What you will do
In your reply, restate all of the records below word for word.

Provided records
[Start of section]

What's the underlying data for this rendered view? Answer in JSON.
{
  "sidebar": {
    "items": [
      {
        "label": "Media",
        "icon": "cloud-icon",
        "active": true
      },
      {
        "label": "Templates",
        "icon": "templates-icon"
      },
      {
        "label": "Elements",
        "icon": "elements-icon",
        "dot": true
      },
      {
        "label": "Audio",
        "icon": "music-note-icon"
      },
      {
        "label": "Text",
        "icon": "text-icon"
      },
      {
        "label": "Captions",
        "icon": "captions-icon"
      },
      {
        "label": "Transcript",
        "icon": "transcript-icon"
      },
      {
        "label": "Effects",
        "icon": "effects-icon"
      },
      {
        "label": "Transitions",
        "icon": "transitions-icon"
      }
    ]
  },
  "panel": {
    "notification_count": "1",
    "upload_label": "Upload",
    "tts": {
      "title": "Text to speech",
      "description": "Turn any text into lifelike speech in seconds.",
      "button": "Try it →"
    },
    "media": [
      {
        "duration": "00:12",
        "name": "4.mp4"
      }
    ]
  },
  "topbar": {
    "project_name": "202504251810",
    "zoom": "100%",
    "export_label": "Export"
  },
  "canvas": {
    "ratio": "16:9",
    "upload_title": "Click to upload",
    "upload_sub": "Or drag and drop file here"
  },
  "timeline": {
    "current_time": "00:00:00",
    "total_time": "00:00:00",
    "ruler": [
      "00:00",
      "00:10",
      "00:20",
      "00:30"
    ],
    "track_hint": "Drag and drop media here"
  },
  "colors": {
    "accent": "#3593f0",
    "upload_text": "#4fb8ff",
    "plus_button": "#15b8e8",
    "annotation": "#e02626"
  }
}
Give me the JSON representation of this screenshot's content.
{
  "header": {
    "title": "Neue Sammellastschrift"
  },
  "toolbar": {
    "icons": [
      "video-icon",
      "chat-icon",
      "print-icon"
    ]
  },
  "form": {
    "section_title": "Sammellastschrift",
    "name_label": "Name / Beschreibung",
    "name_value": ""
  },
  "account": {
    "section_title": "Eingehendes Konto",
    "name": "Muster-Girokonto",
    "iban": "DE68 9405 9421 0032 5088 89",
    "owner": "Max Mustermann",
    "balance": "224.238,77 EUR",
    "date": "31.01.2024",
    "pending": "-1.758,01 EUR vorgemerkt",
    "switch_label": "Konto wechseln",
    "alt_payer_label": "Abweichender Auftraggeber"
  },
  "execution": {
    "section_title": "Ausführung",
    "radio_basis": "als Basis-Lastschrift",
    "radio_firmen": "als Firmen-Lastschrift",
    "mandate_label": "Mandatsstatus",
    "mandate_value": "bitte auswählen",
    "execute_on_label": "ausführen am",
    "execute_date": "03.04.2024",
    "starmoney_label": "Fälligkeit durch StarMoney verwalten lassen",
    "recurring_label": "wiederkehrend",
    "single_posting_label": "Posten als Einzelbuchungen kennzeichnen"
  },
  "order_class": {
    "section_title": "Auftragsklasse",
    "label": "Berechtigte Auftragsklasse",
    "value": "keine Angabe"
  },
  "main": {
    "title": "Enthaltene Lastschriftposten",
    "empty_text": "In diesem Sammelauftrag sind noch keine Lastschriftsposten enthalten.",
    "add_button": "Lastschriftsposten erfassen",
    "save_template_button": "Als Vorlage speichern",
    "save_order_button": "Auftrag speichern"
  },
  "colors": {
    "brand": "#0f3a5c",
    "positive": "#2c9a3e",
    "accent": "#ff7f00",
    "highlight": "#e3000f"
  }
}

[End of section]

Result of the exercise
What's the underlying data for this rendered view? Answer in JSON.
{
  "sidebar": {
    "items": [
      {
        "label": "Media",
        "icon": "cloud-icon",
        "active": true
      },
      {
        "label": "Templates",
        "icon": "templates-icon"
      },
      {
        "label": "Elements",
        "icon": "elements-icon",
        "dot": true
      },
      {
        "label": "Audio",
        "icon": "music-note-icon"
      },
      {
        "label": "Text",
        "icon": "text-icon"
      },
      {
        "label": "Captions",
        "icon": "captions-icon"
      },
      {
        "label": "Transcript",
        "icon": "transcript-icon"
      },
      {
        "label": "Effects",
        "icon": "effects-icon"
      },
      {
        "label": "Transitions",
        "icon": "transitions-icon"
      }
    ]
  },
  "panel": {
    "notification_count": "1",
    "upload_label": "Upload",
    "tts": {
      "title": "Text to speech",
      "description": "Turn any text into lifelike speech in seconds.",
      "button": "Try it →"
    },
    "media": [
      {
        "duration": "00:12",
        "name": "4.mp4"
      }
    ]
  },
  "topbar": {
    "project_name": "202504251810",
    "zoom": "100%",
    "export_label": "Export"
  },
  "canvas": {
    "ratio": "16:9",
    "upload_title": "Click to upload",
    "upload_sub": "Or drag and drop file here"
  },
  "timeline": {
    "current_time": "00:00:00",
    "total_time": "00:00:00",
    "ruler": [
      "00:00",
      "00:10",
      "00:20",
      "00:30"
    ],
    "track_hint": "Drag and drop media here"
  },
  "colors": {
    "accent": "#3593f0",
    "upload_text": "#4fb8ff",
    "plus_button": "#15b8e8",
    "annotation": "#e02626"
  }
}
Give me the JSON representation of this screenshot's content.
{
  "header": {
    "title": "Neue Sammellastschrift"
  },
  "toolbar": {
    "icons": [
      "video-icon",
      "chat-icon",
      "print-icon"
    ]
  },
  "form": {
    "section_title": "Sammellastschrift",
    "name_label": "Name / Beschreibung",
    "name_value": ""
  },
  "account": {
    "section_title": "Eingehendes Konto",
    "name": "Muster-Girokonto",
    "iban": "DE68 9405 9421 0032 5088 89",
    "owner": "Max Mustermann",
    "balance": "224.238,77 EUR",
    "date": "31.01.2024",
    "pending": "-1.758,01 EUR vorgemerkt",
    "switch_label": "Konto wechseln",
    "alt_payer_label": "Abweichender Auftraggeber"
  },
  "execution": {
    "section_title": "Ausführung",
    "radio_basis": "als Basis-Lastschrift",
    "radio_firmen": "als Firmen-Lastschrift",
    "mandate_label": "Mandatsstatus",
    "mandate_value": "bitte auswählen",
    "execute_on_label": "ausführen am",
    "execute_date": "03.04.2024",
    "starmoney_label": "Fälligkeit durch StarMoney verwalten lassen",
    "recurring_label": "wiederkehrend",
    "single_posting_label": "Posten als Einzelbuchungen kennzeichnen"
  },
  "order_class": {
    "section_title": "Auftragsklasse",
    "label": "Berechtigte Auftragsklasse",
    "value": "keine Angabe"
  },
  "main": {
    "title": "Enthaltene Lastschriftposten",
    "empty_text": "In diesem Sammelauftrag sind noch keine Lastschriftsposten enthalten.",
    "add_button": "Lastschriftsposten erfassen",
    "save_template_button": "Als Vorlage speichern",
    "save_order_button": "Auftrag speichern"
  },
  "colors": {
    "brand": "#0f3a5c",
    "positive": "#2c9a3e",
    "accent": "#ff7f00",
    "highlight": "#e3000f"
  }
}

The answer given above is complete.